“Coco’s anesthesia was very memorable,” she said regarding the southern black rhino. “I was fortunate to have been here during that time. I’d seen a field immobilization of a rhino in South Africa a couple of years ago, so it was interesting to see the differences.”
During her final week, Giacinti gave a lunchtime presentation to staff and interns entitled “Tuberculosis: Disease, Diagnosis and Relevance to Zoo Medicine.”
“The purpose of my presentation was to give an overview of what tuberculosis is and how it’s relevant to the people who work in the zoological field,” she said. “It’s something that Fossil Rim is constantly monitoring for and is important and definitely relevant here. Holly pointed out there has never been a confirmed case at Fossil Rim, which is great to know.”
Giacinti is well-traveled, experiencing valuable activities along the way.
“I’ve been to some student-oriented conferences, including one in South Africa for 20 days that covered a variety of topics and experiences,” she said. “I learned a lot about game farming and the role private ranching has in the conservation world. I spent some time in Yukon doing disease monitoring of the wild population there.
“I also went to the special species symposium, which provides students with an opportunity to work with some uncommon species that you don’t get exposed to in school. My time at Fossil Rim has definitely been the most clinically based experience I have had with exotic species.”
A highlight for her to this point involved eight weeks contributing to the World Health Organization (WHO).
“I was working in their neglected tropical disease department, which has a zoonotic branch,” she said. “Our main focus was dog-mediated human rabies, which is a big problem, particularly in developing countries with packs of unvaccinated stray dogs. Our research involved gathering data on the number of dogs and humans affected with rabies in WHO-member countries. Unfortunately, a lot of people do not have access to the medical care necessary to prevent and protect against rabies, which is a fatal disease.
“The data was approved by various ministries in each country, and then it was published in the World Epidemiological Record, a WHO-based report. The project was a team effort, and I am proud to have been part of it. The main message is that it is possible to eliminate dog-mediated human rabies.”

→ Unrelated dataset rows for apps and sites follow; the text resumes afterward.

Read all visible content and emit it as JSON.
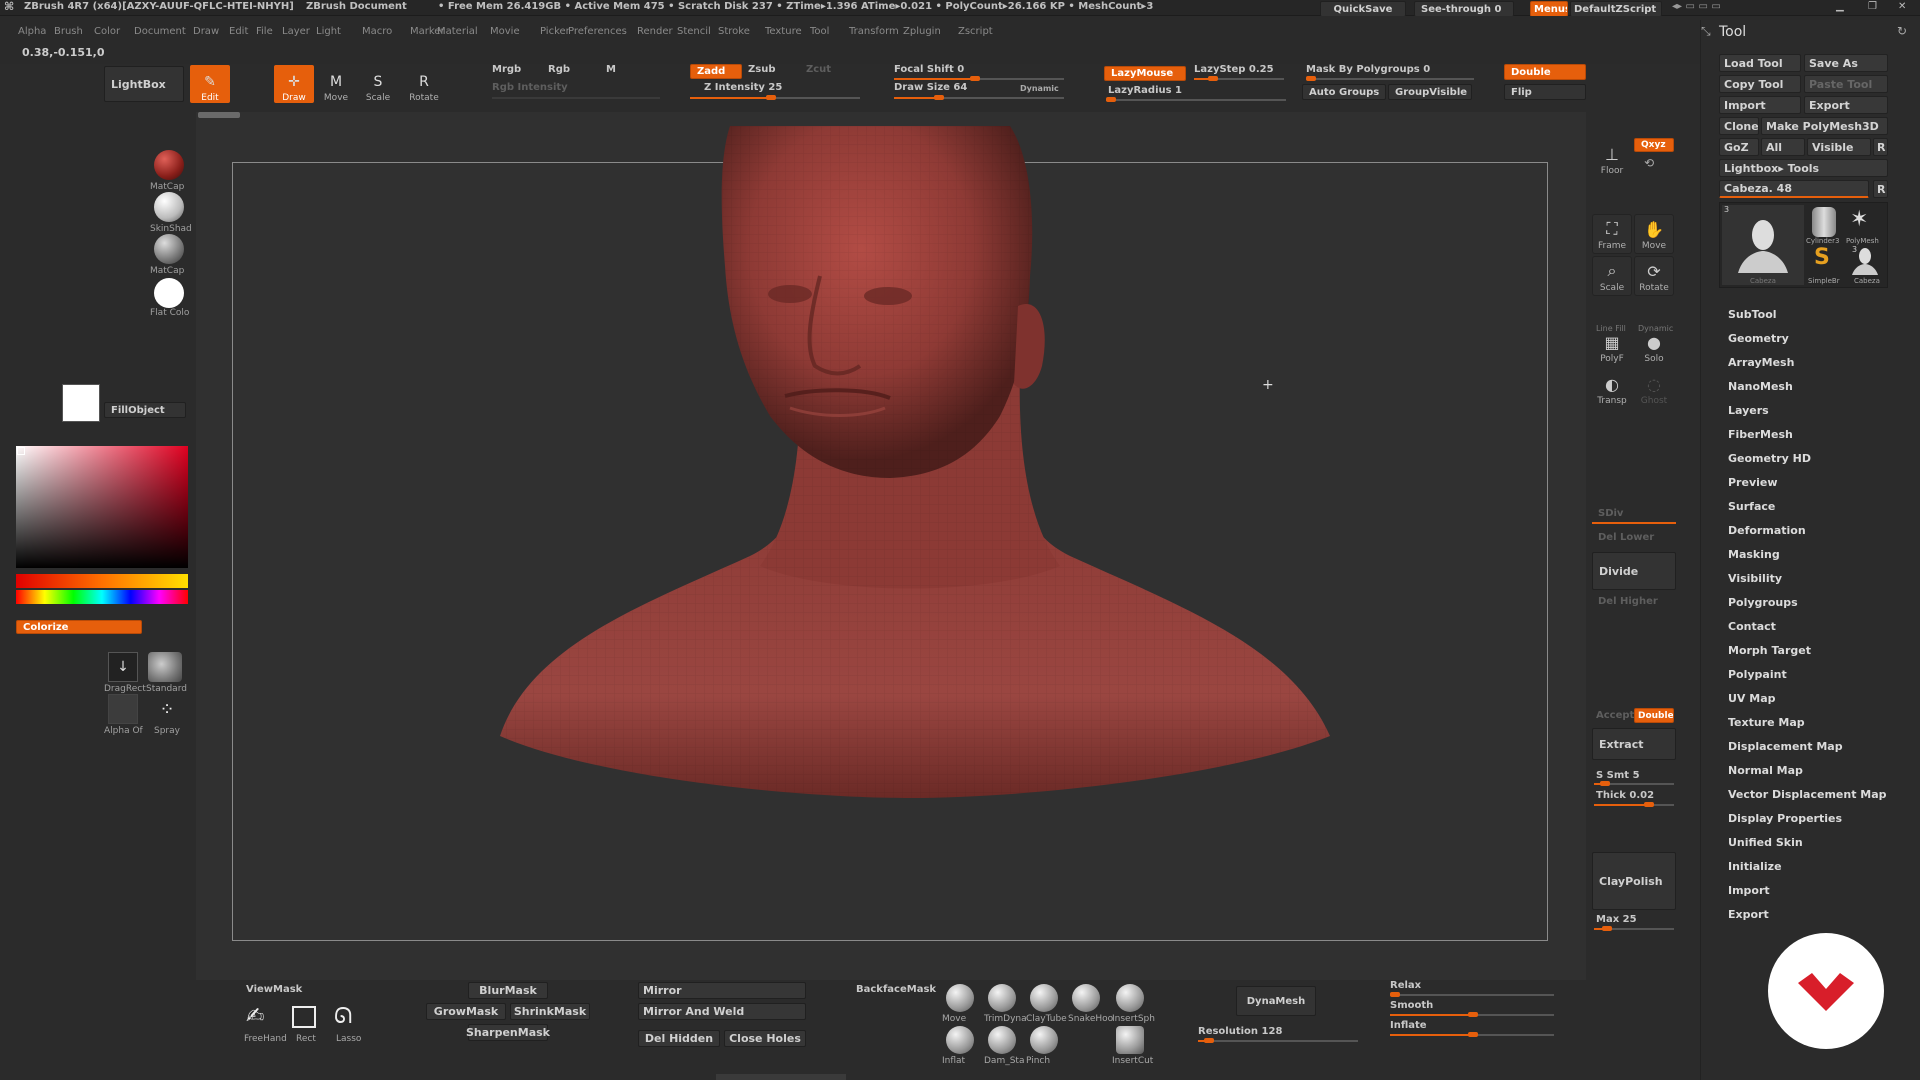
{
  "titlebar": {
    "app": "ZBrush 4R7 (x64)[AZXY-AUUF-QFLC-HTEI-NHYH]",
    "doc": "ZBrush Document",
    "stats": "• Free Mem 26.419GB • Active Mem 475 • Scratch Disk 237 • ZTime▸1.396 ATime▸0.021 • PolyCount▸26.166 KP • MeshCount▸3",
    "quicksave": "QuickSave",
    "seethrough": "See-through  0",
    "menus": "Menus",
    "script": "DefaultZScript"
  },
  "menus": [
    "Alpha",
    "Brush",
    "Color",
    "Document",
    "Draw",
    "Edit",
    "File",
    "Layer",
    "Light",
    "Macro",
    "Marker",
    "Material",
    "Movie",
    "Picker",
    "Preferences",
    "Render",
    "Stencil",
    "Stroke",
    "Texture",
    "Tool",
    "Transform",
    "Zplugin",
    "Zscript"
  ],
  "coords": "0.38,-0.151,0",
  "shelf": {
    "lightbox": "LightBox",
    "edit": "Edit",
    "draw": "Draw",
    "move": "Move",
    "scale": "Scale",
    "rotate": "Rotate",
    "mrgb": "Mrgb",
    "rgb": "Rgb",
    "m": "M",
    "rgb_intensity": "Rgb  Intensity",
    "zadd": "Zadd",
    "zsub": "Zsub",
    "zcut": "Zcut",
    "z_intensity": "Z Intensity 25",
    "focal_shift": "Focal Shift 0",
    "draw_size": "Draw Size 64",
    "dynamic": "Dynamic",
    "lazymouse": "LazyMouse",
    "lazystep": "LazyStep 0.25",
    "lazyradius": "LazyRadius 1",
    "mask_polygroups": "Mask By Polygroups 0",
    "auto_groups": "Auto Groups",
    "groupvisible": "GroupVisible",
    "double": "Double",
    "flip": "Flip"
  },
  "left": {
    "matcap1": "MatCap",
    "skinshade": "SkinShad",
    "matcap2": "MatCap",
    "flatcolor": "Flat Colo",
    "fillobject": "FillObject",
    "colorize": "Colorize",
    "dragrect": "DragRect",
    "standard": "Standard",
    "alpha": "Alpha  Of",
    "spray": "Spray"
  },
  "rightstrip": {
    "floor": "Floor",
    "xyz": "Qxyz",
    "frame": "Frame",
    "move": "Move",
    "scale": "Scale",
    "rotate": "Rotate",
    "linefill": "Line Fill",
    "polyf": "PolyF",
    "dynamic": "Dynamic",
    "solo": "Solo",
    "transp": "Transp",
    "ghost": "Ghost",
    "sdiv": "SDiv",
    "del_lower": "Del Lower",
    "divide": "Divide",
    "del_higher": "Del Higher",
    "accept": "Accept",
    "double": "Double",
    "extract": "Extract",
    "s_smt": "S Smt 5",
    "thick": "Thick 0.02",
    "claypolish": "ClayPolish",
    "max": "Max 25"
  },
  "tool": {
    "title": "Tool",
    "load": "Load Tool",
    "saveas": "Save As",
    "copy": "Copy Tool",
    "paste": "Paste Tool",
    "import": "Import",
    "export": "Export",
    "clone": "Clone",
    "makepoly": "Make PolyMesh3D",
    "goz": "GoZ",
    "all": "All",
    "visible": "Visible",
    "r": "R",
    "lightbox_tools": "Lightbox▸ Tools",
    "cabeza": "Cabeza. 48",
    "thumbs": [
      "Cabeza",
      "Cylinder3",
      "PolyMesh",
      "SimpleBr",
      "Cabeza"
    ],
    "thumb_counts": [
      "3",
      "3"
    ],
    "entries": [
      "SubTool",
      "Geometry",
      "ArrayMesh",
      "NanoMesh",
      "Layers",
      "FiberMesh",
      "Geometry HD",
      "Preview",
      "Surface",
      "Deformation",
      "Masking",
      "Visibility",
      "Polygroups",
      "Contact",
      "Morph Target",
      "Polypaint",
      "UV Map",
      "Texture Map",
      "Displacement Map",
      "Normal Map",
      "Vector Displacement Map",
      "Display Properties",
      "Unified Skin",
      "Initialize",
      "Import",
      "Export"
    ]
  },
  "bottom": {
    "viewmask": "ViewMask",
    "freehand": "FreeHand",
    "rect": "Rect",
    "lasso": "Lasso",
    "blurmask": "BlurMask",
    "growmask": "GrowMask",
    "shrinkmask": "ShrinkMask",
    "sharpenmask": "SharpenMask",
    "mirror": "Mirror",
    "mirror_weld": "Mirror And Weld",
    "del_hidden": "Del Hidden",
    "close_holes": "Close Holes",
    "backfacemask": "BackfaceMask",
    "brushes": [
      "Move",
      "TrimDyna",
      "ClayTube",
      "SnakeHoo",
      "InsertSph",
      "Inflat",
      "Dam_Sta",
      "Pinch",
      "InsertCut"
    ],
    "dynamesh": "DynaMesh",
    "resolution": "Resolution 128",
    "relax": "Relax",
    "smooth": "Smooth",
    "inflate": "Inflate"
  },
  "colors": {
    "accent": "#e65f0c",
    "clay": "#8e3a35",
    "panel": "#2b2b2b"
  }
}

While going to class is a thing of her past, Giacinti will remain very busy this spring.
“I still have some core rotations to do at my school, such as surgery and anatomic pathology,” she said. “So far, I’ve spent a lot of time doing my elective rotations like this one at Fossil Rim. The first two years of vet college you are mostly sitting in class. In the third year, you get surgical experience.
“The fourth year is when you do the clinical component, so there are no classes. It’s all rotations lasting a week or more. Applying what you’ve learned is a totally different experience compared to previous years.”
After gaining insight into her future plans, it makes sense that Giacinti chose to do her Fossil Rim project on tuberculosis.
“I know that I’m interested in wildlife disease and conserving wildlife populations,” she said. “I think it’s important veterinarians are present (in that regard). I’m open to working anywhere, and what you deal with is very different depending on where you are in the world. There is always something new to learn.”
-Tye Chandler, Marketing Associate